- What is being asked -
When you reach the records below, repeat each one exactly as written.

- Data provided -
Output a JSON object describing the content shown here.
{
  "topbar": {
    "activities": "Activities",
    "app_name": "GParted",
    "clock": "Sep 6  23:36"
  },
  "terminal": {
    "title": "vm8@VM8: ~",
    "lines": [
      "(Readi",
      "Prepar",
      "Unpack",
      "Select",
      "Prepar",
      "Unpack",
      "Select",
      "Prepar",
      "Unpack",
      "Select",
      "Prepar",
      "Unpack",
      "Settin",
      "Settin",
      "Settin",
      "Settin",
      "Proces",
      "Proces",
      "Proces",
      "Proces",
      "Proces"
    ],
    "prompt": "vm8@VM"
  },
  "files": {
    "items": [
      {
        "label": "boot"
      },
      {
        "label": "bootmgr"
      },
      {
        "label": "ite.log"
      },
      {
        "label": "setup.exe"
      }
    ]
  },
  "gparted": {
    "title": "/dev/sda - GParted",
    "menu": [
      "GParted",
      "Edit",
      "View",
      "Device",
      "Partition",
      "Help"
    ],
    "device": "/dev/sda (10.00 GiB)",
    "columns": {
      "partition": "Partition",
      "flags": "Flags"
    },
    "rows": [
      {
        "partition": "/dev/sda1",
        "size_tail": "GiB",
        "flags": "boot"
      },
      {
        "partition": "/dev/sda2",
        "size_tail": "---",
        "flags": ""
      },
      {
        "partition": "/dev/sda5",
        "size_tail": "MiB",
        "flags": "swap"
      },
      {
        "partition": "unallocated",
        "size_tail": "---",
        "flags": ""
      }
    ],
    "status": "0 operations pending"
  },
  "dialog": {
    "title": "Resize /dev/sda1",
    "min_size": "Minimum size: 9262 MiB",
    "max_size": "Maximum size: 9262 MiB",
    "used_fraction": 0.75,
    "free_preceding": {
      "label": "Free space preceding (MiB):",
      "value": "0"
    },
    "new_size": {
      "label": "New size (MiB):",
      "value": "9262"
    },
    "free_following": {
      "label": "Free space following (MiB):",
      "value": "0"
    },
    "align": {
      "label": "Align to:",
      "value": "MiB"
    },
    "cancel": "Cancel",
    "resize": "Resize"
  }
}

- Solution to the exercise -
Output a JSON object describing the content shown here.
{
  "topbar": {
    "activities": "Activities",
    "app_name": "GParted",
    "clock": "Sep 6  23:36"
  },
  "terminal": {
    "title": "vm8@VM8: ~",
    "lines": [
      "(Readi",
      "Prepar",
      "Unpack",
      "Select",
      "Prepar",
      "Unpack",
      "Select",
      "Prepar",
      "Unpack",
      "Select",
      "Prepar",
      "Unpack",
      "Settin",
      "Settin",
      "Settin",
      "Settin",
      "Proces",
      "Proces",
      "Proces",
      "Proces",
      "Proces"
    ],
    "prompt": "vm8@VM"
  },
  "files": {
    "items": [
      {
        "label": "boot"
      },
      {
        "label": "bootmgr"
      },
      {
        "label": "ite.log"
      },
      {
        "label": "setup.exe"
      }
    ]
  },
  "gparted": {
    "title": "/dev/sda - GParted",
    "menu": [
      "GParted",
      "Edit",
      "View",
      "Device",
      "Partition",
      "Help"
    ],
    "device": "/dev/sda (10.00 GiB)",
    "columns": {
      "partition": "Partition",
      "flags": "Flags"
    },
    "rows": [
      {
        "partition": "/dev/sda1",
        "size_tail": "GiB",
        "flags": "boot"
      },
      {
        "partition": "/dev/sda2",
        "size_tail": "---",
        "flags": ""
      },
      {
        "partition": "/dev/sda5",
        "size_tail": "MiB",
        "flags": "swap"
      },
      {
        "partition": "unallocated",
        "size_tail": "---",
        "flags": ""
      }
    ],
    "status": "0 operations pending"
  },
  "dialog": {
    "title": "Resize /dev/sda1",
    "min_size": "Minimum size: 9262 MiB",
    "max_size": "Maximum size: 9262 MiB",
    "used_fraction": 0.75,
    "free_preceding": {
      "label": "Free space preceding (MiB):",
      "value": "0"
    },
    "new_size": {
      "label": "New size (MiB):",
      "value": "9262"
    },
    "free_following": {
      "label": "Free space following (MiB):",
      "value": "0"
    },
    "align": {
      "label": "Align to:",
      "value": "MiB"
    },
    "cancel": "Cancel",
    "resize": "Resize"
  }
}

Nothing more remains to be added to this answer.